[Entries supplied]:
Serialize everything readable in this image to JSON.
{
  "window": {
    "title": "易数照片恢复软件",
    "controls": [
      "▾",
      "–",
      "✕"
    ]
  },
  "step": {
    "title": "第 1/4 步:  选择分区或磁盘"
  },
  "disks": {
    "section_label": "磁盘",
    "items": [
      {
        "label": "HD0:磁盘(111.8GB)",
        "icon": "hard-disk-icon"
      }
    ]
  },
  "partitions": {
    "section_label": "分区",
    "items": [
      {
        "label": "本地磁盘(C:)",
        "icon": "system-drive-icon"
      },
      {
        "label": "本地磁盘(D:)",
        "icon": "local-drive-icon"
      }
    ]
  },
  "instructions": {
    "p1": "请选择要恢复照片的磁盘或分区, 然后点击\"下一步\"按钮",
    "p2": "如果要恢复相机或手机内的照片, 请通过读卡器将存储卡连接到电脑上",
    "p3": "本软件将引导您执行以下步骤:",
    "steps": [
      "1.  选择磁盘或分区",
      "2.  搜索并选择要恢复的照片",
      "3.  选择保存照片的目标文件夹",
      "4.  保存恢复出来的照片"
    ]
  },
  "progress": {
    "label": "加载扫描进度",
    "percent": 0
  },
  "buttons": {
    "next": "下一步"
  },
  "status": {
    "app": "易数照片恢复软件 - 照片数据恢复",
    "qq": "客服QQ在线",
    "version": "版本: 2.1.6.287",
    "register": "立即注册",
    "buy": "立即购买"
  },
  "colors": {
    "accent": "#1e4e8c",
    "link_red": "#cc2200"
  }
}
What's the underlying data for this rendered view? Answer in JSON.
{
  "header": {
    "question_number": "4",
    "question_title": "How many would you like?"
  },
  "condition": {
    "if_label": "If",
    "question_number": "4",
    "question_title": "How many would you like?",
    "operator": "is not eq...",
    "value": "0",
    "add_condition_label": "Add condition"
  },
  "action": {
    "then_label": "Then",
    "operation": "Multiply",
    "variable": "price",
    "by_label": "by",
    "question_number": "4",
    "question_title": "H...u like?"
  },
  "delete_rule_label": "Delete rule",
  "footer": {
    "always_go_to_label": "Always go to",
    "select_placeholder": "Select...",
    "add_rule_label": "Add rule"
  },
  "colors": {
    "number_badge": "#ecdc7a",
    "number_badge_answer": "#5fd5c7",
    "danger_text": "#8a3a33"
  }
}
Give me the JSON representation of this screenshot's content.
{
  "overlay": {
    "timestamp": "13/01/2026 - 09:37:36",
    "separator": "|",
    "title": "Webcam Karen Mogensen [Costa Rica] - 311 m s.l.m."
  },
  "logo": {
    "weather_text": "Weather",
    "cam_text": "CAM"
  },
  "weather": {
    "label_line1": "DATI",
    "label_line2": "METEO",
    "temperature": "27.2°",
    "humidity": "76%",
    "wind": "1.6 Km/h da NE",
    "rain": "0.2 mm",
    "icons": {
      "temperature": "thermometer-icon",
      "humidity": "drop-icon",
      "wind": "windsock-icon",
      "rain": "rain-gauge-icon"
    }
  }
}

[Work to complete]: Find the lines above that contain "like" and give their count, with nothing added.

[Task response]: 3